Biostratigraphy: One of the first and most basic scientific dating methods is also one of the easiest to understand.
Layers of rock build one atop another — find a fossil or artifact in one layer, and you can reasonably assume it’s older than anything above it.
Measuring carbon-14 in bones or a piece of wood provides an accurate date, but only within a limited range.
The polarity is recorded by the orientation of magnetic crystals in specific kinds of rock, and researchers have established a timeline of normal and reversed periods of polarity.
Paleomagnetism is often used as a rough check of results from another dating method.
Tephrochronology: Within hours or days of a volcanic eruption, tephra — fragments of rock and other material hurled into the atmosphere by the event — is deposited in a single layer with a unique geochemical fingerprint.
Before more precise absolute dating tools were possible, researchers used a variety of comparative approaches called relative dating.
These methods — some of which are still used today — provide only an approximate spot within a previously established sequence: Think of it as ordering rather than dating.
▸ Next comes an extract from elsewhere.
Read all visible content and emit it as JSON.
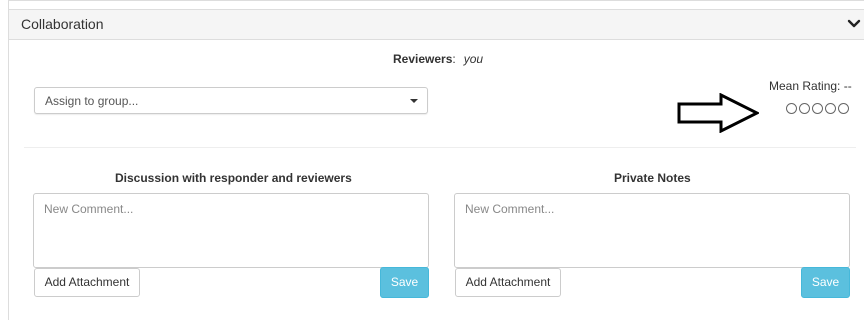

Thermoluminescence: Silicate rocks, like quartz, are particularly good at trapping electrons.